A deep sea probe, designed to withstand crushing pressures and extreme temperatures in its search for life, is to be tested in prototype in a Californian aquarium's giant kelp forest.

The new device houses underwater cameras, temperature sensors, optics and a spectrometer to analyse light. It will be lowered into the aquarium to test its ability to explore the interior of volcanic vents.

[ image: Tested in an aquarium]
Tested in an aquarium
These fissures in the sea floor are known to be home to a wide variety of organisms. As well as hardy micro-organisms, there are small animals, which have learned to live in crushing pressures, temperatures over 200 degrees Celsius and alongside toxic chemicals.

"These instruments will be able to record water temperatures in the throat of a vent, capture video and still images of the walls of the vent, and record spectral or fluorescent signatures of minerals and bioluminescent life dwelling in these crevices," said Dr. Arthur Lane, manager of the Underwater Volcanic Vent Mission at Nasa.

"In August and September we will probe the Pitcairn, McDonald and Teahitia seamounts near Tahiti, where hydrothermal vents are found in depths of 900 to 3,600 metres (3,000 to 12,000 feet)."

Scientists say that data obtained from the tests will aid in the future exploration of many extreme liquid and ice environments. The under-ice Lake Vostok in Antarctica will be one target. Eventually they hope to send probes to the Martian polar caps and the ocean thought to exist under the ice-crust of Jupiter's moon, Europa.

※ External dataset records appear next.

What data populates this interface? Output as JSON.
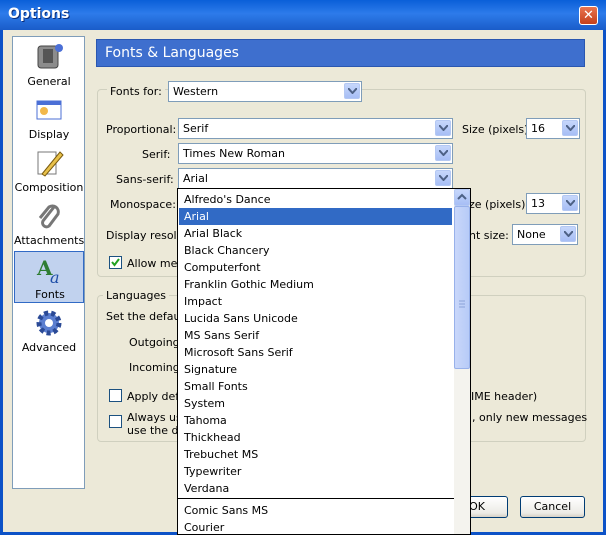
{
  "window": {
    "title": "Options",
    "close_glyph": "✕"
  },
  "sidebar": {
    "items": [
      {
        "label": "General",
        "icon": "general-icon"
      },
      {
        "label": "Display",
        "icon": "display-icon"
      },
      {
        "label": "Composition",
        "icon": "composition-icon"
      },
      {
        "label": "Attachments",
        "icon": "paperclip-icon"
      },
      {
        "label": "Fonts",
        "icon": "fonts-icon",
        "selected": true
      },
      {
        "label": "Advanced",
        "icon": "gear-icon"
      }
    ]
  },
  "header": {
    "title": "Fonts & Languages"
  },
  "fonts": {
    "fonts_for_label": "Fonts for:",
    "fonts_for_value": "Western",
    "proportional_label": "Proportional:",
    "proportional_value": "Serif",
    "size_label": "Size (pixels)",
    "proportional_size": "16",
    "serif_label": "Serif:",
    "serif_value": "Times New Roman",
    "sans_serif_label": "Sans-serif:",
    "sans_serif_value": "Arial",
    "monospace_label": "Monospace:",
    "monospace_size_label_partial": "ze (pixels)",
    "monospace_size": "13",
    "display_resolution_partial": "Display resoluti",
    "min_size_partial": "nt size:",
    "min_size_value": "None",
    "allow_partial": "Allow mess",
    "allow_checked": true
  },
  "languages": {
    "legend": "Languages",
    "set_default_partial": "Set the default",
    "outgoing_partial": "Outgoing I",
    "incoming_partial": "Incoming M",
    "apply_partial": "Apply defa",
    "mime_partial": "IME header)",
    "always_partial": "Always use",
    "only_new_partial": ", only new messages",
    "use_the_partial": "use the de"
  },
  "buttons": {
    "ok_partial": "OK",
    "cancel": "Cancel"
  },
  "dropdown": {
    "selected": "Arial",
    "options": [
      "Alfredo's Dance",
      "Arial",
      "Arial Black",
      "Black Chancery",
      "Computerfont",
      "Franklin Gothic Medium",
      "Impact",
      "Lucida Sans Unicode",
      "MS Sans Serif",
      "Microsoft Sans Serif",
      "Signature",
      "Small Fonts",
      "System",
      "Tahoma",
      "Thickhead",
      "Trebuchet MS",
      "Typewriter",
      "Verdana"
    ],
    "more_options": [
      "Comic Sans MS",
      "Courier"
    ]
  },
  "colors": {
    "accent": "#316AC5",
    "header": "#3E6FCE",
    "dialog": "#ECE9D8"
  }
}
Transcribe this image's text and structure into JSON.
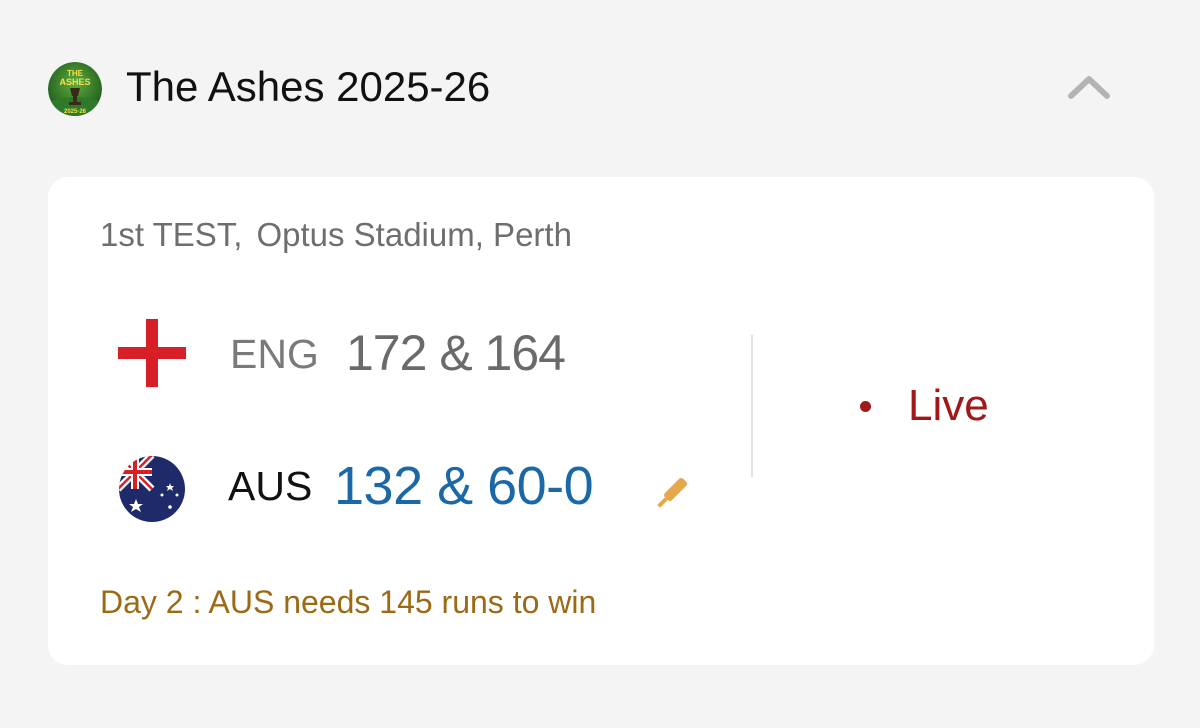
{
  "series": {
    "logo": {
      "icon": "ashes-series-logo",
      "line1": "THE",
      "line2": "ASHES",
      "line3": "2025-26"
    },
    "title": "The Ashes 2025-26",
    "collapse_icon": "chevron-up-icon"
  },
  "match": {
    "test_label": "1st TEST,",
    "venue": "Optus Stadium, Perth",
    "teams": [
      {
        "code": "ENG",
        "score": "172 & 164",
        "flag_icon": "england-flag-icon",
        "batting": false
      },
      {
        "code": "AUS",
        "score": "132 & 60-0",
        "flag_icon": "australia-flag-icon",
        "batting": true,
        "batting_icon": "cricket-bat-icon"
      }
    ],
    "live_label": "Live",
    "status_text": "Day 2 : AUS needs 145 runs to win"
  },
  "colors": {
    "background": "#f4f4f4",
    "card": "#ffffff",
    "live": "#a01818",
    "batting_score": "#1a68a8",
    "status": "#9c6a15",
    "bat": "#e5a84e"
  }
}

Strange life

[ image: Hydrotermal vents: life may survive inside them]
Hydrotermal vents: life may survive inside them
The recent and unexpected discovery of gelatinous material in underwater volcanic vents has opened a new avenue in the search for life and organisms that can survive in extreme environments.

Before it was seen, it was assumed that organisms only lived on the outside of the vents. However the layers of gel attached inside the vents are presumed to be the product of living organisms.

Researchers have even reported that the gel appeared to come directly from a vent throat.

"If there are indeed life forms present inside these vents, their presence may challenge accepted notions of the temperature ranges at which life can function," Lane said.

[ image: The ice-crust of Europa]
The ice-crust of Europa
"This year we're also testing a new light source and spectrographic instrument to see if we can gather more information about the bacterial growth we observed last year around the Loihi vent, what looked like thin veils of jellyfish-like material."

During this autumn's mission, scientists will use the French research vessel L'Atalante to test their instrument probe in several deep ocean volcanic vents in the South Pacific.

Once the technology has been developed and demonstrated to work at depths of 4,000 metres (13,200 feet), the probe's external shell will be modified for use in sub-glacial lakes like Lake Vostok. This is a two million-year old freshwater lake that exists deep beneath Antarctica's surface.

Advanced options | Search tips

Back to top | BBC News Home | BBC Homepage | ©

Sci/Tech Contents

Relevant Stories

28 Jul 99 | Sci/Tech
Toughest bug reveals genetic secrets

28 Jul 99 | Sci/Tech
Shrimps blinded by science

09 Feb 99 | Sci/Tech
Ocean vents were "factories of life"

22 Oct 98 | Sci/Tech
New hope of finding life on Mars

28 Aug 98 | Sci/Tech
Searching for life on Europa

Internet Links

Europa-Vostok initiative

The ocean's chimneys: Hydrothermal vents

USA vents program

The BBC is not responsible for the content of external internet sites.

In this section

World's smallest transistor

Scientists join forces to study Arctic ozone

Mathematicians crack big puzzle

From Business
The growing threat of internet fraud

Who watches the pilots?

From Health
Cold 'cure' comes one step closer